* _Task instructions_
How many lines of these entries include the string "JSON"? State the number alone.

Dataset rows for apps and sites
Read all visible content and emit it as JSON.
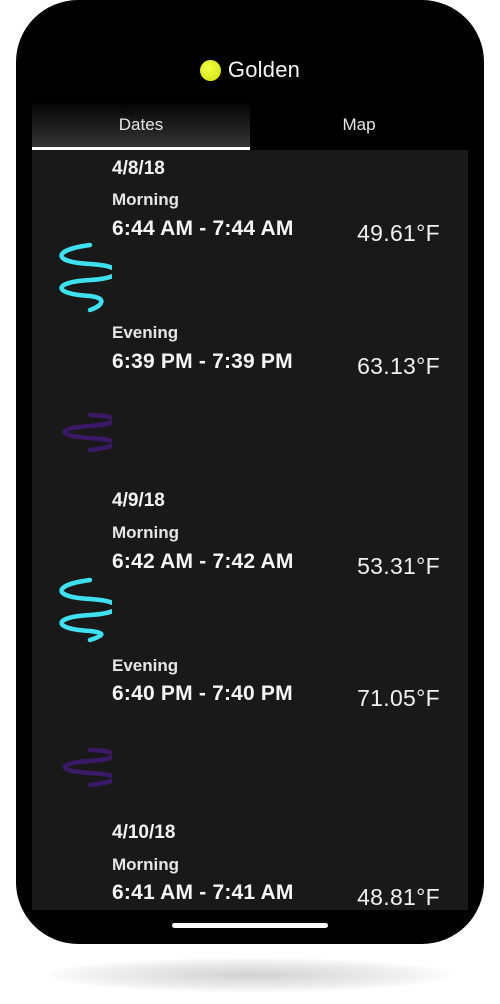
{
  "app": {
    "title": "Golden",
    "sun_color": "#dfee1f"
  },
  "tabs": [
    {
      "label": "Dates",
      "active": true
    },
    {
      "label": "Map",
      "active": false
    }
  ],
  "days": [
    {
      "date": "4/8/18",
      "sessions": [
        {
          "period": "Morning",
          "start": "6:44 AM",
          "separator": "-",
          "end": "7:44 AM",
          "temperature": "49.61°F"
        },
        {
          "period": "Evening",
          "start": "6:39 PM",
          "separator": "-",
          "end": "7:39 PM",
          "temperature": "63.13°F"
        }
      ]
    },
    {
      "date": "4/9/18",
      "sessions": [
        {
          "period": "Morning",
          "start": "6:42 AM",
          "separator": "-",
          "end": "7:42 AM",
          "temperature": "53.31°F"
        },
        {
          "period": "Evening",
          "start": "6:40 PM",
          "separator": "-",
          "end": "7:40 PM",
          "temperature": "71.05°F"
        }
      ]
    },
    {
      "date": "4/10/18",
      "sessions": [
        {
          "period": "Morning",
          "start": "6:41 AM",
          "separator": "-",
          "end": "7:41 AM",
          "temperature": "48.81°F"
        }
      ]
    }
  ],
  "colors": {
    "morning_wave": "#3fe0f0",
    "evening_wave": "#3a1a66",
    "gradient": [
      "#e24a2a",
      "#ff8a3a",
      "#3fe0f0",
      "#ff7a5a",
      "#c03aa8",
      "#3a1a66"
    ]
  }
}
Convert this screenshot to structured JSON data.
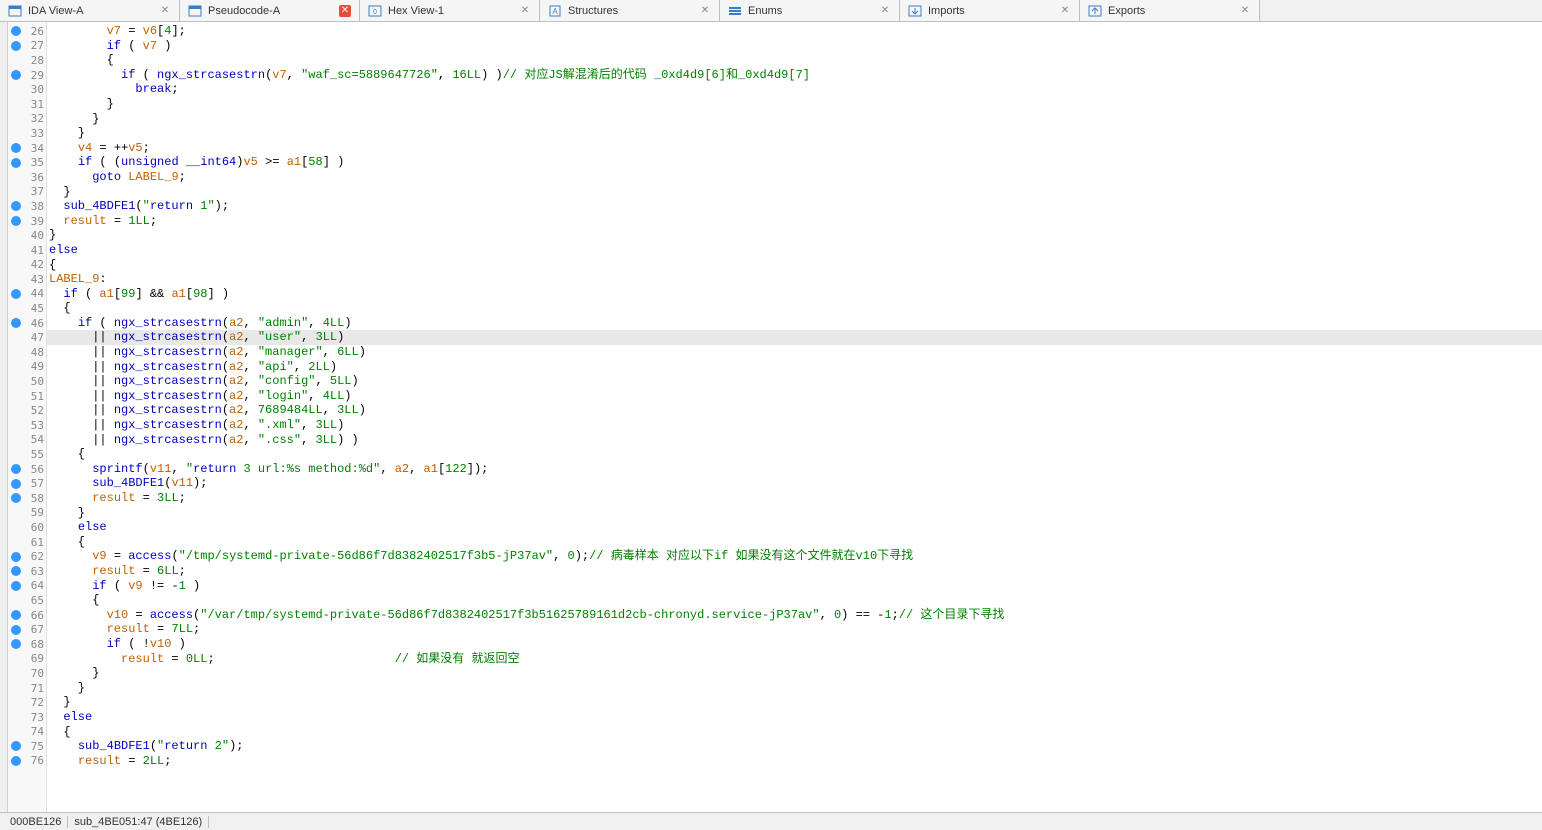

* _Reply_
2